Data section start

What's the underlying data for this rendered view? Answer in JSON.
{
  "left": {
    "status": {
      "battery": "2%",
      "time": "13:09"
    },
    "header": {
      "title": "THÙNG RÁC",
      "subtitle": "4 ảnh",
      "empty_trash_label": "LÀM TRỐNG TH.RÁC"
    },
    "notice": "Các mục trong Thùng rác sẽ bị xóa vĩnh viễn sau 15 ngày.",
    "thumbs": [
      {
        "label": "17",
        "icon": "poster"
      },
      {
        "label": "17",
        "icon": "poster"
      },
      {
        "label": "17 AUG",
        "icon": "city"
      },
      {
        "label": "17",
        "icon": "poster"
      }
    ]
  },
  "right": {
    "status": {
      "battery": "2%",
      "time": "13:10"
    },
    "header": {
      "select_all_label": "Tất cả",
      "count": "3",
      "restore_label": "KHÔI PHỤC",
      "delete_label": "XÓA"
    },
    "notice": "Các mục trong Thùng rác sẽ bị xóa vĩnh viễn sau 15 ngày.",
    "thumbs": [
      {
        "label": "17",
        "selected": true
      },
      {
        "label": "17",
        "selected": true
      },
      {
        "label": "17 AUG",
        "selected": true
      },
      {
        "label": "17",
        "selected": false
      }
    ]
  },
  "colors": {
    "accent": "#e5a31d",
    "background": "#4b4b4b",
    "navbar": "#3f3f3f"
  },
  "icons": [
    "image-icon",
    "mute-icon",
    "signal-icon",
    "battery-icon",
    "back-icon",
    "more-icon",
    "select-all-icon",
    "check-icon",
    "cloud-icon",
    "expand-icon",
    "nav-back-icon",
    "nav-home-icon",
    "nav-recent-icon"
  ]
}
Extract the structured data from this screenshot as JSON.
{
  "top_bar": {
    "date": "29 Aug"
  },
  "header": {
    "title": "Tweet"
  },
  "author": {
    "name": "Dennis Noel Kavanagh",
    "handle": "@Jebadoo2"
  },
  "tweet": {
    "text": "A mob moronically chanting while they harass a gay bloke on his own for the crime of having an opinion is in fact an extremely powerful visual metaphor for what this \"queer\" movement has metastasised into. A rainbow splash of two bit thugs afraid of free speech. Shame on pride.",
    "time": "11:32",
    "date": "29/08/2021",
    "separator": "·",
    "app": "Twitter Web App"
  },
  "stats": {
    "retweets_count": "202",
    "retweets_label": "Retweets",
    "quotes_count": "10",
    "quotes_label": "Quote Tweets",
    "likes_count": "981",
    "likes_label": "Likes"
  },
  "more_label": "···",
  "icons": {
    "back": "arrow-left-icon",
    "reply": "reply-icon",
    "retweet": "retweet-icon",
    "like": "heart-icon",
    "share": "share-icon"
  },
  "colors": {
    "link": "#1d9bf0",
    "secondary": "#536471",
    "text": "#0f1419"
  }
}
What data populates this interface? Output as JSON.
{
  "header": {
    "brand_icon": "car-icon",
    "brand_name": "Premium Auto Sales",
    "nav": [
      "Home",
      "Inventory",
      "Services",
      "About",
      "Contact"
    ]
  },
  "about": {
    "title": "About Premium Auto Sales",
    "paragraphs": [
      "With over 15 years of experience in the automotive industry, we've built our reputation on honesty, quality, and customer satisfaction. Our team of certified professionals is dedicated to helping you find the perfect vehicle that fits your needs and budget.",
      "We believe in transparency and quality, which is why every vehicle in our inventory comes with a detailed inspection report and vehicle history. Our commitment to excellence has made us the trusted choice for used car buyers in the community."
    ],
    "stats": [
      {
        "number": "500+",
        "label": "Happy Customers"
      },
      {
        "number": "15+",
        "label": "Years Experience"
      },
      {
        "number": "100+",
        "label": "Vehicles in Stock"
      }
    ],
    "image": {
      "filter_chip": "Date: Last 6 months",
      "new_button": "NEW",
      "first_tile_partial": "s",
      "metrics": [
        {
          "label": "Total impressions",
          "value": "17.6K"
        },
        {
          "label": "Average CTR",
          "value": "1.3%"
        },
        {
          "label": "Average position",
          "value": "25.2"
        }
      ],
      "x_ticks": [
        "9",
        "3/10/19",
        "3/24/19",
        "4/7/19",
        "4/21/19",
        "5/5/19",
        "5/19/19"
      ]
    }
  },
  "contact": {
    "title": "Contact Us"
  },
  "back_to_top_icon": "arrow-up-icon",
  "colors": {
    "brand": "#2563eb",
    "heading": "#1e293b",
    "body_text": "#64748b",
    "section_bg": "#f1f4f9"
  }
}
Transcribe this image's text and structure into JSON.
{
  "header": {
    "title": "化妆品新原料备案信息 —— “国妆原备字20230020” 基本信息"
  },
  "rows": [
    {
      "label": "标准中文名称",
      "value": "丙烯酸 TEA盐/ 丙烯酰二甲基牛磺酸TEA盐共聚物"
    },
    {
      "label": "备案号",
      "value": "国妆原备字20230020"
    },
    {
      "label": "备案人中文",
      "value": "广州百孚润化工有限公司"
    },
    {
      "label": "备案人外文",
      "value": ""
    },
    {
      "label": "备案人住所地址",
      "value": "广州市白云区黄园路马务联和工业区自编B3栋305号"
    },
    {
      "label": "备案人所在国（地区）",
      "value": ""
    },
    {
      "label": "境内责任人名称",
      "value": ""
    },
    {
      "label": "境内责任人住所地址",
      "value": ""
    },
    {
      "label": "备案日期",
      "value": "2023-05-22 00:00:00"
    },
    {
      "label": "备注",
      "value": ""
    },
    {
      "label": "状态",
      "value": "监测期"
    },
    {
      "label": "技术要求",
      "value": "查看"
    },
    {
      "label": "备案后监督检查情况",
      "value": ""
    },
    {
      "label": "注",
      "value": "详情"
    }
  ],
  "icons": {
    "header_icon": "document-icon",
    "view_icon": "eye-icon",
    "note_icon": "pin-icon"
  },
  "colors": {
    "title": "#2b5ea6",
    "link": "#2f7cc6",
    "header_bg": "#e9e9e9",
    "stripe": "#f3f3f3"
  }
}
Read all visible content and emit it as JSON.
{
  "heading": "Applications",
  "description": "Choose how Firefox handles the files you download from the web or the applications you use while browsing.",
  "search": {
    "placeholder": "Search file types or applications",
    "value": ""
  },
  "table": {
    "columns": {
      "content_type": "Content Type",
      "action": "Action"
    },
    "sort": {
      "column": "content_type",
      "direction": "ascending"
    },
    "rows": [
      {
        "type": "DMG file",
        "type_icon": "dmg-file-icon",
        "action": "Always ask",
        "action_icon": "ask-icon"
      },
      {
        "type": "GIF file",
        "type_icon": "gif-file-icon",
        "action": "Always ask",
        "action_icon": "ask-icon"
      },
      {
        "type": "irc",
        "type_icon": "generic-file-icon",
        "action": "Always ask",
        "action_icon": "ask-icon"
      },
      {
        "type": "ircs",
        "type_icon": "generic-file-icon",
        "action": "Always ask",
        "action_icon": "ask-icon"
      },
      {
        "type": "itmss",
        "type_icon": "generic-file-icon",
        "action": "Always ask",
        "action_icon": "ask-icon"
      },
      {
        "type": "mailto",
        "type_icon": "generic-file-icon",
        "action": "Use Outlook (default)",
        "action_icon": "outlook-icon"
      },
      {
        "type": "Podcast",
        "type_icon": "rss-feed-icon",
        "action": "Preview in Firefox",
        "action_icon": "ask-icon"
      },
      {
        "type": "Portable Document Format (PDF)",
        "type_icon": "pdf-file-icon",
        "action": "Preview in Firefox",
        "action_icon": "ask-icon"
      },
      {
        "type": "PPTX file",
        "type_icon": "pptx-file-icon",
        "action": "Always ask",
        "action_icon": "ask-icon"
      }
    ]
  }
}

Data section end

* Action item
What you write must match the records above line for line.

* Expected answer
What's the underlying data for this rendered view? Answer in JSON.
{
  "left": {
    "status": {
      "battery": "2%",
      "time": "13:09"
    },
    "header": {
      "title": "THÙNG RÁC",
      "subtitle": "4 ảnh",
      "empty_trash_label": "LÀM TRỐNG TH.RÁC"
    },
    "notice": "Các mục trong Thùng rác sẽ bị xóa vĩnh viễn sau 15 ngày.",
    "thumbs": [
      {
        "label": "17",
        "icon": "poster"
      },
      {
        "label": "17",
        "icon": "poster"
      },
      {
        "label": "17 AUG",
        "icon": "city"
      },
      {
        "label": "17",
        "icon": "poster"
      }
    ]
  },
  "right": {
    "status": {
      "battery": "2%",
      "time": "13:10"
    },
    "header": {
      "select_all_label": "Tất cả",
      "count": "3",
      "restore_label": "KHÔI PHỤC",
      "delete_label": "XÓA"
    },
    "notice": "Các mục trong Thùng rác sẽ bị xóa vĩnh viễn sau 15 ngày.",
    "thumbs": [
      {
        "label": "17",
        "selected": true
      },
      {
        "label": "17",
        "selected": true
      },
      {
        "label": "17 AUG",
        "selected": true
      },
      {
        "label": "17",
        "selected": false
      }
    ]
  },
  "colors": {
    "accent": "#e5a31d",
    "background": "#4b4b4b",
    "navbar": "#3f3f3f"
  },
  "icons": [
    "image-icon",
    "mute-icon",
    "signal-icon",
    "battery-icon",
    "back-icon",
    "more-icon",
    "select-all-icon",
    "check-icon",
    "cloud-icon",
    "expand-icon",
    "nav-back-icon",
    "nav-home-icon",
    "nav-recent-icon"
  ]
}
Extract the structured data from this screenshot as JSON.
{
  "top_bar": {
    "date": "29 Aug"
  },
  "header": {
    "title": "Tweet"
  },
  "author": {
    "name": "Dennis Noel Kavanagh",
    "handle": "@Jebadoo2"
  },
  "tweet": {
    "text": "A mob moronically chanting while they harass a gay bloke on his own for the crime of having an opinion is in fact an extremely powerful visual metaphor for what this \"queer\" movement has metastasised into. A rainbow splash of two bit thugs afraid of free speech. Shame on pride.",
    "time": "11:32",
    "date": "29/08/2021",
    "separator": "·",
    "app": "Twitter Web App"
  },
  "stats": {
    "retweets_count": "202",
    "retweets_label": "Retweets",
    "quotes_count": "10",
    "quotes_label": "Quote Tweets",
    "likes_count": "981",
    "likes_label": "Likes"
  },
  "more_label": "···",
  "icons": {
    "back": "arrow-left-icon",
    "reply": "reply-icon",
    "retweet": "retweet-icon",
    "like": "heart-icon",
    "share": "share-icon"
  },
  "colors": {
    "link": "#1d9bf0",
    "secondary": "#536471",
    "text": "#0f1419"
  }
}
What data populates this interface? Output as JSON.
{
  "header": {
    "brand_icon": "car-icon",
    "brand_name": "Premium Auto Sales",
    "nav": [
      "Home",
      "Inventory",
      "Services",
      "About",
      "Contact"
    ]
  },
  "about": {
    "title": "About Premium Auto Sales",
    "paragraphs": [
      "With over 15 years of experience in the automotive industry, we've built our reputation on honesty, quality, and customer satisfaction. Our team of certified professionals is dedicated to helping you find the perfect vehicle that fits your needs and budget.",
      "We believe in transparency and quality, which is why every vehicle in our inventory comes with a detailed inspection report and vehicle history. Our commitment to excellence has made us the trusted choice for used car buyers in the community."
    ],
    "stats": [
      {
        "number": "500+",
        "label": "Happy Customers"
      },
      {
        "number": "15+",
        "label": "Years Experience"
      },
      {
        "number": "100+",
        "label": "Vehicles in Stock"
      }
    ],
    "image": {
      "filter_chip": "Date: Last 6 months",
      "new_button": "NEW",
      "first_tile_partial": "s",
      "metrics": [
        {
          "label": "Total impressions",
          "value": "17.6K"
        },
        {
          "label": "Average CTR",
          "value": "1.3%"
        },
        {
          "label": "Average position",
          "value": "25.2"
        }
      ],
      "x_ticks": [
        "9",
        "3/10/19",
        "3/24/19",
        "4/7/19",
        "4/21/19",
        "5/5/19",
        "5/19/19"
      ]
    }
  },
  "contact": {
    "title": "Contact Us"
  },
  "back_to_top_icon": "arrow-up-icon",
  "colors": {
    "brand": "#2563eb",
    "heading": "#1e293b",
    "body_text": "#64748b",
    "section_bg": "#f1f4f9"
  }
}
Transcribe this image's text and structure into JSON.
{
  "header": {
    "title": "化妆品新原料备案信息 —— “国妆原备字20230020” 基本信息"
  },
  "rows": [
    {
      "label": "标准中文名称",
      "value": "丙烯酸 TEA盐/ 丙烯酰二甲基牛磺酸TEA盐共聚物"
    },
    {
      "label": "备案号",
      "value": "国妆原备字20230020"
    },
    {
      "label": "备案人中文",
      "value": "广州百孚润化工有限公司"
    },
    {
      "label": "备案人外文",
      "value": ""
    },
    {
      "label": "备案人住所地址",
      "value": "广州市白云区黄园路马务联和工业区自编B3栋305号"
    },
    {
      "label": "备案人所在国（地区）",
      "value": ""
    },
    {
      "label": "境内责任人名称",
      "value": ""
    },
    {
      "label": "境内责任人住所地址",
      "value": ""
    },
    {
      "label": "备案日期",
      "value": "2023-05-22 00:00:00"
    },
    {
      "label": "备注",
      "value": ""
    },
    {
      "label": "状态",
      "value": "监测期"
    },
    {
      "label": "技术要求",
      "value": "查看"
    },
    {
      "label": "备案后监督检查情况",
      "value": ""
    },
    {
      "label": "注",
      "value": "详情"
    }
  ],
  "icons": {
    "header_icon": "document-icon",
    "view_icon": "eye-icon",
    "note_icon": "pin-icon"
  },
  "colors": {
    "title": "#2b5ea6",
    "link": "#2f7cc6",
    "header_bg": "#e9e9e9",
    "stripe": "#f3f3f3"
  }
}
Read all visible content and emit it as JSON.
{
  "heading": "Applications",
  "description": "Choose how Firefox handles the files you download from the web or the applications you use while browsing.",
  "search": {
    "placeholder": "Search file types or applications",
    "value": ""
  },
  "table": {
    "columns": {
      "content_type": "Content Type",
      "action": "Action"
    },
    "sort": {
      "column": "content_type",
      "direction": "ascending"
    },
    "rows": [
      {
        "type": "DMG file",
        "type_icon": "dmg-file-icon",
        "action": "Always ask",
        "action_icon": "ask-icon"
      },
      {
        "type": "GIF file",
        "type_icon": "gif-file-icon",
        "action": "Always ask",
        "action_icon": "ask-icon"
      },
      {
        "type": "irc",
        "type_icon": "generic-file-icon",
        "action": "Always ask",
        "action_icon": "ask-icon"
      },
      {
        "type": "ircs",
        "type_icon": "generic-file-icon",
        "action": "Always ask",
        "action_icon": "ask-icon"
      },
      {
        "type": "itmss",
        "type_icon": "generic-file-icon",
        "action": "Always ask",
        "action_icon": "ask-icon"
      },
      {
        "type": "mailto",
        "type_icon": "generic-file-icon",
        "action": "Use Outlook (default)",
        "action_icon": "outlook-icon"
      },
      {
        "type": "Podcast",
        "type_icon": "rss-feed-icon",
        "action": "Preview in Firefox",
        "action_icon": "ask-icon"
      },
      {
        "type": "Portable Document Format (PDF)",
        "type_icon": "pdf-file-icon",
        "action": "Preview in Firefox",
        "action_icon": "ask-icon"
      },
      {
        "type": "PPTX file",
        "type_icon": "pptx-file-icon",
        "action": "Always ask",
        "action_icon": "ask-icon"
      }
    ]
  }
}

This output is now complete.